Personal effectiveness is often measured by the ability to perform consistently and achieve goals. But following a path blindly or fixating on a goal when that goal is no longer meaningful or attainable is counter-productive and may be destructive. To maximize your effectiveness, you have to be flexible. But you can’t be so flexible that you cannot attain a goal.

Flexibility in this sense means to compare your partial results to the goal to measure or adjust your progress. Focusing solely on the goal causes you to miss opportunities. Or it can cause you to run off a cliff because you ignored the “bridge out” sign. Flexibility means to continually check yourself and your progress on the path against the goal you are seeking. It means that you find where the path is smooth and where the path has deviated. Or where it should deviate. Your progress on the path needs to be aware of external forces that may help you or hinder you.

Think of your journey and your effectiveness as a plane in flight. The flight path is drawn o the map perfectly straight. From the ground, the plane appears to be flying perfectly straight. From inside the plane, though, you can feel those times when it is not flying perfectly straight. But you cannot feel the constant adjustments that the plane is making. The plane has to adjust back to the flight path each time a gust of wind pushes it off track, or an updraft pushes it higher than it is intended to fly. Also, before a plane takes off, the pilot will do a complete visual inspection of the airplane, to ensure that all systems are working. There is crew on board, each member of which has specific duties for the safety and comfort of the passengers or freight. All of this is done because the goal is not only to arrive at a specific destination, but to do it safely. There is not really an alternative.
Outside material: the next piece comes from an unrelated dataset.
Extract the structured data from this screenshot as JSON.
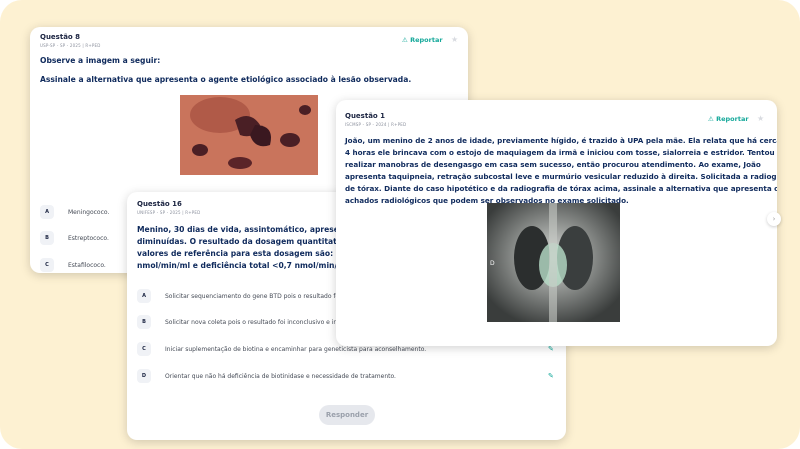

In order to compare your partial results against the ultimate goal, you must have specific measurable goals. No matter what goal setting paradigm you are using, there must be a way to see if you will be able to achieve it or if you will miss it. By doing this, you can make corrections as early as possible. The corrections can be to the path or the goals. The corrections will also be more likely to be correct, as opposed to what someone feels it should be. And, to keep your team or project motivated and focused, this method allows you issue rewards for partial successes or achievements.

Achieving the goal is the goal. In life, you rarely get rewarded for attempting something. The idea of “well, you did your best and I am proud of you” is what you hear in children’s books on self esteem. Most people would not want to drive over a bridge that the engineers tried their best to reach the other side. Success is achieving goals, not sticking to path. Success is achieving the proper goals, not just the original goals. It also makes it easier and more acceptable to distribute rewards. Finally, having flexibility concerning goals and the path to the goals helps you decide when you are done, and when the goals are no longer necessary. Because personal effectiveness is also measured by not wasting time on unproductive activities.

Author's Bio: 

Rick Carter created STRESS JUDO COACHING, aggressive stress management coaching for maximum personal effectiveness, based on his 17+ years of experienced in the courtroom and 25+ years of experience in the dojo (martial arts school). Rick is a certified coach and attorney licensed in 3 states. If you want to develop the mindset of a black belt martial artist toward stressful situations, go to STRESS JUDO COACHING.